I started dabbling with art when I was about seven years old. I used to fold paper in an accordion fashion and make my own picture books. Then I studied graphic design in 1988-1990. Back then all I had to use was a t-square and a triangle. I worked for Josten’s American Yearbook in the paste-up department for a while. At 26, I moved to New York and became a tattoo artist. After that, I stopped doing art altogether until I moved to Kansas and became a Chiefs fan. I was seeing all of this amazing Chiefs art on Facebook, and I began to ask myself what I could make. I had Photoshop, so I made my first Mahomes piece. It took forever and it was a huge learning process, but once you get over the hurdle of learning, it’s pretty much just a lot of fun from then on.
What inspires you to create art?
I find abstract artists like Michael Lang and Yayoi Kusama very inspiring. I’m fascinated with shapes and bold color choices, how light flows, and how it all ties in together. Other Chiefs artists also very much inspire me. I love Caitlyn Snelling‘s attention to detail. She inspires me to try and do the same. Anthony Oropeza‘s paintings take my eyes on an adventure, and I love looking at his brush strokes and the way he does shadows and highlights. That gives me the urge to experiment a little more with my own art. Corey Jones encouraged me to paint again, which I hadn’t done in about three years. There are so many really amazing Chiefs artists, but they’re all very different, so I get a different type of inspiration from each one of them.
Outside of making art as a Chiefs fan, are you busy with art for other subjects or dabble in other media?
I am pretty busy, yes. I’ve had requests for custom pieces. One will be of an MLB player who just recently made his debut. I’ve also had requests to do family photos. Past that, I’m turning my first Mahomes design into a massive diamond painting that’s made from around 180k tiny gems. I’m about 37k gems into that project.
I have an acrylic painting I’m working on that’s also of Mahomes, and it’s the first painting I’ve done on canvas in about three years. I’m trying a bit of everything and sometimes it’s necessary to look away from a project and do something else for a bit so that you can return to the other later with fresh eyes.
Have you been able to show your work to any Chiefs players? Or have you had any meaningful or fun interactions with other fans because of your work?
Yes, I got to talk to L’Jarius Sneed on the phone very briefly. A relative had shown him my artwork, called me, and handed him the phone. He told me he saw my artwork and he thought it was pretty cool.

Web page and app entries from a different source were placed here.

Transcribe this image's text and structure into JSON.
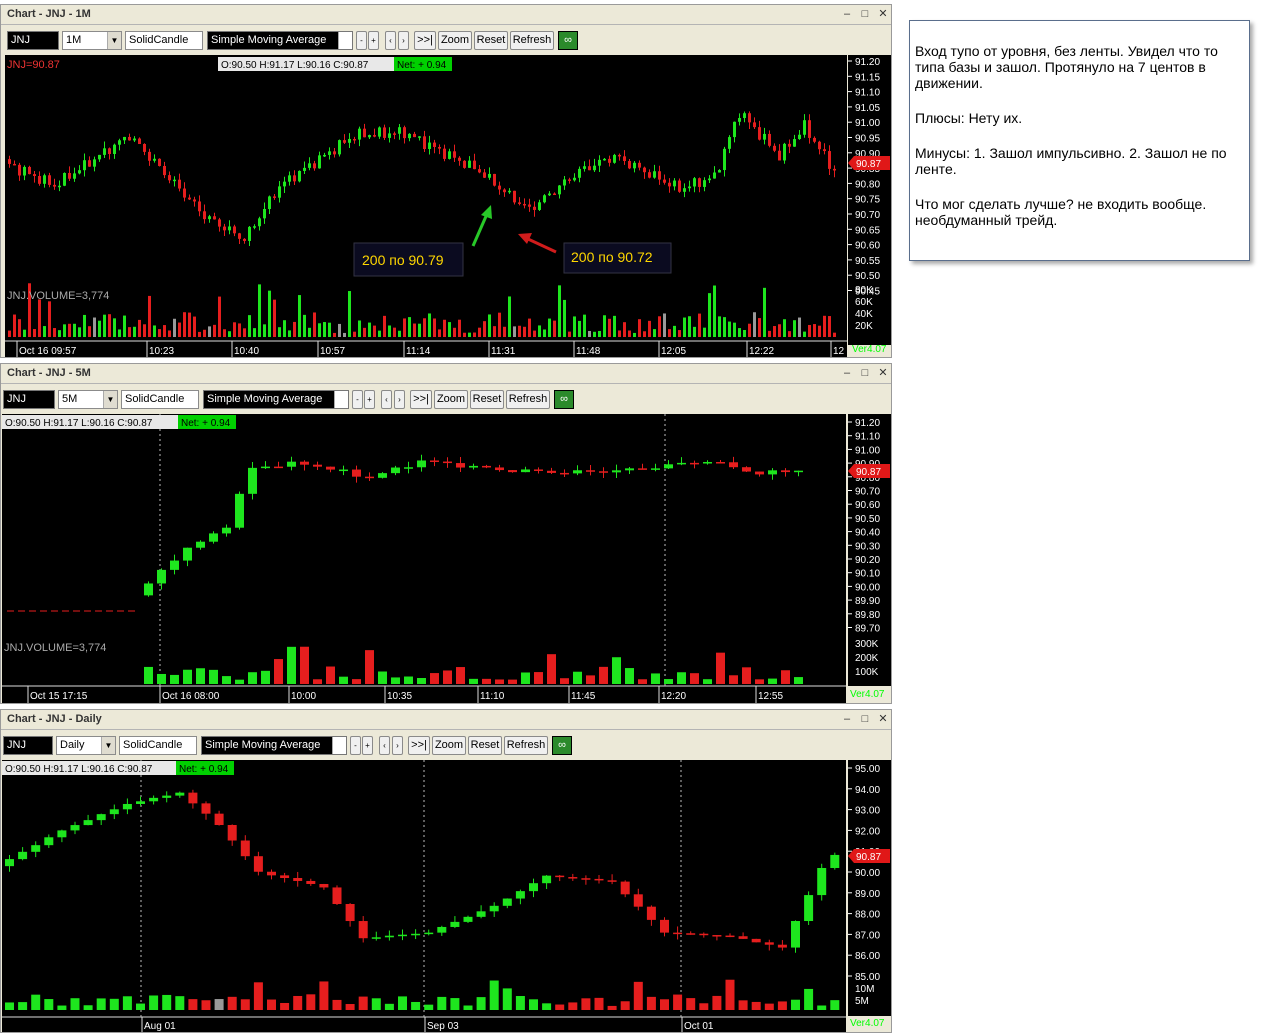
{
  "windows": [
    {
      "title": "Chart - JNJ - 1M",
      "symbol": "JNJ",
      "interval": "1M",
      "style": "SolidCandle",
      "indicator": "Simple Moving Average",
      "buttons": {
        "minus": "-",
        "plus": "+",
        "prev": "‹",
        "next": "›",
        "end": ">>|",
        "zoom": "Zoom",
        "reset": "Reset",
        "refresh": "Refresh"
      },
      "symbol_price": "JNJ=90.87",
      "ohlc": "O:90.50 H:91.17 L:90.16 C:90.87",
      "net": "Net: + 0.94",
      "volume_label": "JNJ.VOLUME=3,774",
      "price_tag": "90.87",
      "version": "Ver4.07",
      "price_ticks": [
        "91.20",
        "91.15",
        "91.10",
        "91.05",
        "91.00",
        "90.95",
        "90.90",
        "90.85",
        "90.80",
        "90.75",
        "90.70",
        "90.65",
        "90.60",
        "90.55",
        "90.50",
        "90.45"
      ],
      "volume_ticks": [
        "80K",
        "60K",
        "40K",
        "20K"
      ],
      "time_ticks": [
        "Oct 16 09:57",
        "10:23",
        "10:40",
        "10:57",
        "11:14",
        "11:31",
        "11:48",
        "12:05",
        "12:22",
        "12"
      ],
      "annotations": [
        {
          "text": "200 по 90.79",
          "color": "#28c828"
        },
        {
          "text": "200 по 90.72",
          "color": "#d01c1c"
        }
      ]
    },
    {
      "title": "Chart - JNJ - 5M",
      "symbol": "JNJ",
      "interval": "5M",
      "style": "SolidCandle",
      "indicator": "Simple Moving Average",
      "buttons": {
        "minus": "-",
        "plus": "+",
        "prev": "‹",
        "next": "›",
        "end": ">>|",
        "zoom": "Zoom",
        "reset": "Reset",
        "refresh": "Refresh"
      },
      "ohlc": "O:90.50 H:91.17 L:90.16 C:90.87",
      "net": "Net: + 0.94",
      "volume_label": "JNJ.VOLUME=3,774",
      "price_tag": "90.87",
      "version": "Ver4.07",
      "price_ticks": [
        "91.20",
        "91.10",
        "91.00",
        "90.90",
        "90.80",
        "90.70",
        "90.60",
        "90.50",
        "90.40",
        "90.30",
        "90.20",
        "90.10",
        "90.00",
        "89.90",
        "89.80",
        "89.70"
      ],
      "volume_ticks": [
        "300K",
        "200K",
        "100K"
      ],
      "time_ticks": [
        "Oct 15 17:15",
        "Oct 16 08:00",
        "10:00",
        "10:35",
        "11:10",
        "11:45",
        "12:20",
        "12:55"
      ]
    },
    {
      "title": "Chart - JNJ - Daily",
      "symbol": "JNJ",
      "interval": "Daily",
      "style": "SolidCandle",
      "indicator": "Simple Moving Average",
      "buttons": {
        "minus": "-",
        "plus": "+",
        "prev": "‹",
        "next": "›",
        "end": ">>|",
        "zoom": "Zoom",
        "reset": "Reset",
        "refresh": "Refresh"
      },
      "ohlc": "O:90.50 H:91.17 L:90.16 C:90.87",
      "net": "Net: + 0.94",
      "price_tag": "90.87",
      "version": "Ver4.07",
      "price_ticks": [
        "95.00",
        "94.00",
        "93.00",
        "92.00",
        "91.00",
        "90.00",
        "89.00",
        "88.00",
        "87.00",
        "86.00",
        "85.00"
      ],
      "volume_ticks": [
        "10M",
        "5M"
      ],
      "time_ticks": [
        "Aug 01",
        "Sep 03",
        "Oct 01"
      ]
    }
  ],
  "colors": {
    "up": "#1ee61e",
    "down": "#e61e1e",
    "tag": "#e01818",
    "net": "#00d000"
  },
  "note": {
    "p1": "Вход тупо от уровня, без ленты. Увидел что то типа базы и зашол. Протянуло на 7 центов в движении.",
    "p2": "Плюсы: Нету их.",
    "p3": "Минусы: 1. Зашол импульсивно. 2. Зашол не по ленте.",
    "p4": "Что мог сделать лучше? не входить вообще. необдуманный трейд."
  }
}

The fans have been incredible. They’ll tell me things like “I’m totally making this my wallpaper!” Some use my art for a profile pic. Perhaps the biggest interaction I can think of would be with Randi Mahomes. I posted my most recent art of Patrick and I just really wasn’t sure if I wanted to keep it. I thought it was a little weird, perhaps too far out there. So I tweeted it and basically asked if I should keep it or toss it. Randi commented, “Keep!!” Then I thought well ok, I guess if it’s mom-approved now, I have to keep it!
We’d love to hear more about what else takes your time outside of making Chiefs-related art.
I’m really enjoying cooking lately. I love trying new recipes. That’s usually what I do when I need a break from art. I binge-watch shows like The Walking Dead or Outlander. I always have something playing on the TV. Now and then I put on headphones and listen to music. I’m also a gamer. I love games like Assasin’s Creed Valhalla. I used to work in home care and hospice, but I quit to pursue art full-time.
I would also definitely say my community and charity are important to make time for. My husband and I have been involved in greyhound rescue and adoption and have attended KC REGAP fundraisers. We have four greyhounds and they’re amazing! I’ve gotten to cook for a local homeless shelter a few times and toured the facility. I also had my small neighborhood rebuilt which was very under code and that was a year-long project I did with the City of Olathe. I haven’t taken on a big project since then, but I’m hoping that charities will reach out to me about art and maybe we can raise money for a good cause and help people in need.